Do It for Lizzie!

Below is Lizzie's Bucket List. I think it would be really neat, fun, cool, and interesting to try to complete her bucket list. So, here's the challenge:
Look at the things she was not able to do. Pick one or two or more and do them! Come back to this post and comment on the list item completed and when and I will update her list. I would like to include a picture too if possible. I'm not sure how to do that unless you send it to me through my email. (dianneschmidt2017@gmail.com)

Mission trip to Africa or South America (maybe even both!!)
Skydive
Bungee Jump
See an alligator in the wild  Alex and Mom - Spring Break 2014
Tickle a penguin
Go to a Katy Perry concert
Meet Ryan Gosling
Meet Joseph Gordon- Levitt
Go to Europe
Visit New York during Christmas time
Go scuba diving
Adopt (more like sponsor) an orphan
Get a tattoo
Go on a helicopter ride over Austin at night
Cheesy I know, but get my first kiss
Ride in a hot air balloon
Run a 5k (for those of you who don't know me, that's a big deal because I DO NOT run)
Take dance classes again
Go paragliding
Ride a segway
See floating lanterns like in the movie Tangled
Crowd surf
Be in a professional photoshoot
Go to a filming of So You Think You Can Dance
Watch a meteor shower
Jump off a waterfall
Go rock climbing
Play paintball
Watch sea turtles hatch
Pet a giraffe
Hold a monkey
Visit a glow worm cave
Get a hot stone massage
Swim in Blue Hole (She didn't get to swim in the Blue Hole, but was able to visit it! Thank you Fran and Susie!)
Learn to play the piano
Visit a walk through aquarium

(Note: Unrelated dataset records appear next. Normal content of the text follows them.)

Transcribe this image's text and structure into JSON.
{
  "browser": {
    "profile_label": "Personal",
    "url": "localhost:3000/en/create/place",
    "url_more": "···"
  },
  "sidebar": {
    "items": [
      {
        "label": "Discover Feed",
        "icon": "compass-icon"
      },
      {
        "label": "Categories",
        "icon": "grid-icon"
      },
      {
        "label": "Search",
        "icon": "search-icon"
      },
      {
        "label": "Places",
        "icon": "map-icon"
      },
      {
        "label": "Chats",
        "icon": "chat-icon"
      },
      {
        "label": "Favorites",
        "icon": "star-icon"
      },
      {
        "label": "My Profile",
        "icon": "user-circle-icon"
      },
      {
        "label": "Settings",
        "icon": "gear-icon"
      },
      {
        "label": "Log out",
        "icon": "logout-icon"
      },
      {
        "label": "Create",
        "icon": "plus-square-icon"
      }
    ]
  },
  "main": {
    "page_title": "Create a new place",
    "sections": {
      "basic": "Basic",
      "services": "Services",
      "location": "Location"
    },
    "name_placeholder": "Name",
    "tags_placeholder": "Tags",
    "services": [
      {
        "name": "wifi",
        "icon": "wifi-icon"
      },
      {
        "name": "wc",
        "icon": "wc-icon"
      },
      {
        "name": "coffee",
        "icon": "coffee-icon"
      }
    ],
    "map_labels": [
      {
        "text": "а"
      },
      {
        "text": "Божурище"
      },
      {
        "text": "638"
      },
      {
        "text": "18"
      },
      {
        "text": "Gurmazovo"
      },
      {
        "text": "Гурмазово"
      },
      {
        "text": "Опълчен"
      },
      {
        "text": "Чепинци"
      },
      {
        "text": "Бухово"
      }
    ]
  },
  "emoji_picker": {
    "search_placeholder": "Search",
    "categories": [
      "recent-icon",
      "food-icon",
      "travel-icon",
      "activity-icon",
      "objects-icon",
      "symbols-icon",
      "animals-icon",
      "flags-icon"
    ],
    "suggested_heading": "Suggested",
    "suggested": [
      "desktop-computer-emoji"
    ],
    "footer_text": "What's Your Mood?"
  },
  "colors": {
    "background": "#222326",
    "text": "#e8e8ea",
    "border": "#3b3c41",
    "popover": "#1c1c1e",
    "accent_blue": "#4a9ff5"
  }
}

                                                               Spring Break 2014

                                                        Lizzie at the Blue Hole